### Records supplied ###
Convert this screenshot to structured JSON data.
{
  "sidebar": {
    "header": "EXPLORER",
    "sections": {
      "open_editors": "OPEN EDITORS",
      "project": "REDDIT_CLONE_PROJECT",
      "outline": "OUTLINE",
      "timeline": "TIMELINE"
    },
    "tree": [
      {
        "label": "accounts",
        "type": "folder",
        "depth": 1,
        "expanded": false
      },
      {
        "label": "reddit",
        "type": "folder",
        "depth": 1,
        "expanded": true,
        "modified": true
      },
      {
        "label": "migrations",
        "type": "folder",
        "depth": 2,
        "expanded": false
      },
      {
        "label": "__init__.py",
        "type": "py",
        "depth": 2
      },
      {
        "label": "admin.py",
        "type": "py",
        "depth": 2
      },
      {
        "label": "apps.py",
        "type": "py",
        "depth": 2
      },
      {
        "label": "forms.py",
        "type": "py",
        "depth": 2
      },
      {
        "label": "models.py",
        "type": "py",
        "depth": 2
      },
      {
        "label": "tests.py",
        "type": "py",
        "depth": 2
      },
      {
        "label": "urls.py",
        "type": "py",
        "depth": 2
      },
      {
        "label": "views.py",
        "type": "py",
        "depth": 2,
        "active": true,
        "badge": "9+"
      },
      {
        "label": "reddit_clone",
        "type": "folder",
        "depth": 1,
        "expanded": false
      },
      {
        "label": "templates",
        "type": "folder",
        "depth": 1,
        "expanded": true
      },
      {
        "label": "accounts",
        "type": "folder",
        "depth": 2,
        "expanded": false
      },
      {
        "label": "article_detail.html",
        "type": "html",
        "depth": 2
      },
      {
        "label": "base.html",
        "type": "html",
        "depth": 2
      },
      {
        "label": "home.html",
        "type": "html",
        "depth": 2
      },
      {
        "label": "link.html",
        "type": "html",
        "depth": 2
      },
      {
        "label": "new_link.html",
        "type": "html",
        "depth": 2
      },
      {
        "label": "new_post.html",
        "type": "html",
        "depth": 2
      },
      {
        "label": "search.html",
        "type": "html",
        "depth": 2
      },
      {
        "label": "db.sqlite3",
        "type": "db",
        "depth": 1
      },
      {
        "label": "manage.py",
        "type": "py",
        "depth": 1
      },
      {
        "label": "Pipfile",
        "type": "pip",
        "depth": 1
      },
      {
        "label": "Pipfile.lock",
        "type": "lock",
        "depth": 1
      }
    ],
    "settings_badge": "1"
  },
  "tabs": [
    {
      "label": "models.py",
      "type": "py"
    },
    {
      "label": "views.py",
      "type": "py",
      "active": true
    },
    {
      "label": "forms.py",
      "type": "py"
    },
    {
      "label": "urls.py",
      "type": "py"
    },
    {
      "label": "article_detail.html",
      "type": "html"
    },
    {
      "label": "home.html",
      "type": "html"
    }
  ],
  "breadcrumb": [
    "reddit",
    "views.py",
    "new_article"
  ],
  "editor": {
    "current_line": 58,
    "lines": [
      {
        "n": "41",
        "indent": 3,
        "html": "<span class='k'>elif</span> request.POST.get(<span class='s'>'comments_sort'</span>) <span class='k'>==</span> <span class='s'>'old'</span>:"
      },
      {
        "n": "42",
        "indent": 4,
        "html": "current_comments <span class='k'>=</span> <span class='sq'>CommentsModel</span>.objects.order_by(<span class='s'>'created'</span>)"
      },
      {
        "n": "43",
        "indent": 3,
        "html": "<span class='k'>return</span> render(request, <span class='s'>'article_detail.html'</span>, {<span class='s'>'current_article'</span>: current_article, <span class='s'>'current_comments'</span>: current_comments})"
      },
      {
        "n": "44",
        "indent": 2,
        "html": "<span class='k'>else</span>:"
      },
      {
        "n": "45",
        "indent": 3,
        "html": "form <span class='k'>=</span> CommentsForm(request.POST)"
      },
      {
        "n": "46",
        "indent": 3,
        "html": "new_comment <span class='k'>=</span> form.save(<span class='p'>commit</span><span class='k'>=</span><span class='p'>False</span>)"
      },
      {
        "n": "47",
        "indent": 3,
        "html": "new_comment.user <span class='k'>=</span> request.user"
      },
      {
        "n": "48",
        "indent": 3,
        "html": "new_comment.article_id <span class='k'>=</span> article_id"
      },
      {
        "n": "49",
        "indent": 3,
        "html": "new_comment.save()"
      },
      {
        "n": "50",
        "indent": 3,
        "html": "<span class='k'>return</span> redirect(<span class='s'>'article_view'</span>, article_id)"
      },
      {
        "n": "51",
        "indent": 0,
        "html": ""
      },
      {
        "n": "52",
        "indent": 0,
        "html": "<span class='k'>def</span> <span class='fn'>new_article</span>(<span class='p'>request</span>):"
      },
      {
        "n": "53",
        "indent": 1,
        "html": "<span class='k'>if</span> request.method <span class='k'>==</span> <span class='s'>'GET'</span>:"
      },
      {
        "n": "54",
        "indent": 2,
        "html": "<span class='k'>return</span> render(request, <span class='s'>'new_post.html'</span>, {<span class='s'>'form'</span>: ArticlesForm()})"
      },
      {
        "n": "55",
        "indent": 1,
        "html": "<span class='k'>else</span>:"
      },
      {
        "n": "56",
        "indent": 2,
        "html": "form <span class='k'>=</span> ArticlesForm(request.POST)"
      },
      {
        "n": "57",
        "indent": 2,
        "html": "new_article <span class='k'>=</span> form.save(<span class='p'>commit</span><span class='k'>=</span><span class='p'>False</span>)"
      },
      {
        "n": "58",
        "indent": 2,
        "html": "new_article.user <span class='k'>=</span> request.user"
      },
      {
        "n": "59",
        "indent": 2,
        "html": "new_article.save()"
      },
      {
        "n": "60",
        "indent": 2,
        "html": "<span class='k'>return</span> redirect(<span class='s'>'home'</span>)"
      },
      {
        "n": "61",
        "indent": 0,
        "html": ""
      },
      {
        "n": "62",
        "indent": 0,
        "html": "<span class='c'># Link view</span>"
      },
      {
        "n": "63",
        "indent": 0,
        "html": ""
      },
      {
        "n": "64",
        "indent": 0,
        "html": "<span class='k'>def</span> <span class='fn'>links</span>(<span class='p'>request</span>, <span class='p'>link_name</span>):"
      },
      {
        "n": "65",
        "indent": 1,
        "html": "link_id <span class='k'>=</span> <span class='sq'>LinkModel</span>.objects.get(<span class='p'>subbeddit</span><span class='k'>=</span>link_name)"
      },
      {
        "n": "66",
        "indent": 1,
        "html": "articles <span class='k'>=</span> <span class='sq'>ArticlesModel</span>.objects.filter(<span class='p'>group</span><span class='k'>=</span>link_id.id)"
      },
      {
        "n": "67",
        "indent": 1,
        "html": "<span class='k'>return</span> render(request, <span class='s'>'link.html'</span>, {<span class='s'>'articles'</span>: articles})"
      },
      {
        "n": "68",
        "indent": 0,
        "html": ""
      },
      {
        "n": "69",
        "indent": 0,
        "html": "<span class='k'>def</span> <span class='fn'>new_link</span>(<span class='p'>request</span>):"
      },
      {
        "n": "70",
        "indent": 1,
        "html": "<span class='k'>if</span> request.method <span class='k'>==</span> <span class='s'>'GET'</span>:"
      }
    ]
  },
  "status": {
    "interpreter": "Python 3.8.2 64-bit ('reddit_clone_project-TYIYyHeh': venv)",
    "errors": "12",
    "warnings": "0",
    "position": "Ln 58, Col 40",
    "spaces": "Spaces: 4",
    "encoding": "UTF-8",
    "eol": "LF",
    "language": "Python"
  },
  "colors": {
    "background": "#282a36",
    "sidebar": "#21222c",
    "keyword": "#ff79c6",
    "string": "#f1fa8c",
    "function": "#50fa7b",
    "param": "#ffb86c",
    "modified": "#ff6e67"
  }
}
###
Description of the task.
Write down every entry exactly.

Response to the task.
Convert this screenshot to structured JSON data.
{
  "sidebar": {
    "header": "EXPLORER",
    "sections": {
      "open_editors": "OPEN EDITORS",
      "project": "REDDIT_CLONE_PROJECT",
      "outline": "OUTLINE",
      "timeline": "TIMELINE"
    },
    "tree": [
      {
        "label": "accounts",
        "type": "folder",
        "depth": 1,
        "expanded": false
      },
      {
        "label": "reddit",
        "type": "folder",
        "depth": 1,
        "expanded": true,
        "modified": true
      },
      {
        "label": "migrations",
        "type": "folder",
        "depth": 2,
        "expanded": false
      },
      {
        "label": "__init__.py",
        "type": "py",
        "depth": 2
      },
      {
        "label": "admin.py",
        "type": "py",
        "depth": 2
      },
      {
        "label": "apps.py",
        "type": "py",
        "depth": 2
      },
      {
        "label": "forms.py",
        "type": "py",
        "depth": 2
      },
      {
        "label": "models.py",
        "type": "py",
        "depth": 2
      },
      {
        "label": "tests.py",
        "type": "py",
        "depth": 2
      },
      {
        "label": "urls.py",
        "type": "py",
        "depth": 2
      },
      {
        "label": "views.py",
        "type": "py",
        "depth": 2,
        "active": true,
        "badge": "9+"
      },
      {
        "label": "reddit_clone",
        "type": "folder",
        "depth": 1,
        "expanded": false
      },
      {
        "label": "templates",
        "type": "folder",
        "depth": 1,
        "expanded": true
      },
      {
        "label": "accounts",
        "type": "folder",
        "depth": 2,
        "expanded": false
      },
      {
        "label": "article_detail.html",
        "type": "html",
        "depth": 2
      },
      {
        "label": "base.html",
        "type": "html",
        "depth": 2
      },
      {
        "label": "home.html",
        "type": "html",
        "depth": 2
      },
      {
        "label": "link.html",
        "type": "html",
        "depth": 2
      },
      {
        "label": "new_link.html",
        "type": "html",
        "depth": 2
      },
      {
        "label": "new_post.html",
        "type": "html",
        "depth": 2
      },
      {
        "label": "search.html",
        "type": "html",
        "depth": 2
      },
      {
        "label": "db.sqlite3",
        "type": "db",
        "depth": 1
      },
      {
        "label": "manage.py",
        "type": "py",
        "depth": 1
      },
      {
        "label": "Pipfile",
        "type": "pip",
        "depth": 1
      },
      {
        "label": "Pipfile.lock",
        "type": "lock",
        "depth": 1
      }
    ],
    "settings_badge": "1"
  },
  "tabs": [
    {
      "label": "models.py",
      "type": "py"
    },
    {
      "label": "views.py",
      "type": "py",
      "active": true
    },
    {
      "label": "forms.py",
      "type": "py"
    },
    {
      "label": "urls.py",
      "type": "py"
    },
    {
      "label": "article_detail.html",
      "type": "html"
    },
    {
      "label": "home.html",
      "type": "html"
    }
  ],
  "breadcrumb": [
    "reddit",
    "views.py",
    "new_article"
  ],
  "editor": {
    "current_line": 58,
    "lines": [
      {
        "n": "41",
        "indent": 3,
        "html": "<span class='k'>elif</span> request.POST.get(<span class='s'>'comments_sort'</span>) <span class='k'>==</span> <span class='s'>'old'</span>:"
      },
      {
        "n": "42",
        "indent": 4,
        "html": "current_comments <span class='k'>=</span> <span class='sq'>CommentsModel</span>.objects.order_by(<span class='s'>'created'</span>)"
      },
      {
        "n": "43",
        "indent": 3,
        "html": "<span class='k'>return</span> render(request, <span class='s'>'article_detail.html'</span>, {<span class='s'>'current_article'</span>: current_article, <span class='s'>'current_comments'</span>: current_comments})"
      },
      {
        "n": "44",
        "indent": 2,
        "html": "<span class='k'>else</span>:"
      },
      {
        "n": "45",
        "indent": 3,
        "html": "form <span class='k'>=</span> CommentsForm(request.POST)"
      },
      {
        "n": "46",
        "indent": 3,
        "html": "new_comment <span class='k'>=</span> form.save(<span class='p'>commit</span><span class='k'>=</span><span class='p'>False</span>)"
      },
      {
        "n": "47",
        "indent": 3,
        "html": "new_comment.user <span class='k'>=</span> request.user"
      },
      {
        "n": "48",
        "indent": 3,
        "html": "new_comment.article_id <span class='k'>=</span> article_id"
      },
      {
        "n": "49",
        "indent": 3,
        "html": "new_comment.save()"
      },
      {
        "n": "50",
        "indent": 3,
        "html": "<span class='k'>return</span> redirect(<span class='s'>'article_view'</span>, article_id)"
      },
      {
        "n": "51",
        "indent": 0,
        "html": ""
      },
      {
        "n": "52",
        "indent": 0,
        "html": "<span class='k'>def</span> <span class='fn'>new_article</span>(<span class='p'>request</span>):"
      },
      {
        "n": "53",
        "indent": 1,
        "html": "<span class='k'>if</span> request.method <span class='k'>==</span> <span class='s'>'GET'</span>:"
      },
      {
        "n": "54",
        "indent": 2,
        "html": "<span class='k'>return</span> render(request, <span class='s'>'new_post.html'</span>, {<span class='s'>'form'</span>: ArticlesForm()})"
      },
      {
        "n": "55",
        "indent": 1,
        "html": "<span class='k'>else</span>:"
      },
      {
        "n": "56",
        "indent": 2,
        "html": "form <span class='k'>=</span> ArticlesForm(request.POST)"
      },
      {
        "n": "57",
        "indent": 2,
        "html": "new_article <span class='k'>=</span> form.save(<span class='p'>commit</span><span class='k'>=</span><span class='p'>False</span>)"
      },
      {
        "n": "58",
        "indent": 2,
        "html": "new_article.user <span class='k'>=</span> request.user"
      },
      {
        "n": "59",
        "indent": 2,
        "html": "new_article.save()"
      },
      {
        "n": "60",
        "indent": 2,
        "html": "<span class='k'>return</span> redirect(<span class='s'>'home'</span>)"
      },
      {
        "n": "61",
        "indent": 0,
        "html": ""
      },
      {
        "n": "62",
        "indent": 0,
        "html": "<span class='c'># Link view</span>"
      },
      {
        "n": "63",
        "indent": 0,
        "html": ""
      },
      {
        "n": "64",
        "indent": 0,
        "html": "<span class='k'>def</span> <span class='fn'>links</span>(<span class='p'>request</span>, <span class='p'>link_name</span>):"
      },
      {
        "n": "65",
        "indent": 1,
        "html": "link_id <span class='k'>=</span> <span class='sq'>LinkModel</span>.objects.get(<span class='p'>subbeddit</span><span class='k'>=</span>link_name)"
      },
      {
        "n": "66",
        "indent": 1,
        "html": "articles <span class='k'>=</span> <span class='sq'>ArticlesModel</span>.objects.filter(<span class='p'>group</span><span class='k'>=</span>link_id.id)"
      },
      {
        "n": "67",
        "indent": 1,
        "html": "<span class='k'>return</span> render(request, <span class='s'>'link.html'</span>, {<span class='s'>'articles'</span>: articles})"
      },
      {
        "n": "68",
        "indent": 0,
        "html": ""
      },
      {
        "n": "69",
        "indent": 0,
        "html": "<span class='k'>def</span> <span class='fn'>new_link</span>(<span class='p'>request</span>):"
      },
      {
        "n": "70",
        "indent": 1,
        "html": "<span class='k'>if</span> request.method <span class='k'>==</span> <span class='s'>'GET'</span>:"
      }
    ]
  },
  "status": {
    "interpreter": "Python 3.8.2 64-bit ('reddit_clone_project-TYIYyHeh': venv)",
    "errors": "12",
    "warnings": "0",
    "position": "Ln 58, Col 40",
    "spaces": "Spaces: 4",
    "encoding": "UTF-8",
    "eol": "LF",
    "language": "Python"
  },
  "colors": {
    "background": "#282a36",
    "sidebar": "#21222c",
    "keyword": "#ff79c6",
    "string": "#f1fa8c",
    "function": "#50fa7b",
    "param": "#ffb86c",
    "modified": "#ff6e67"
  }
}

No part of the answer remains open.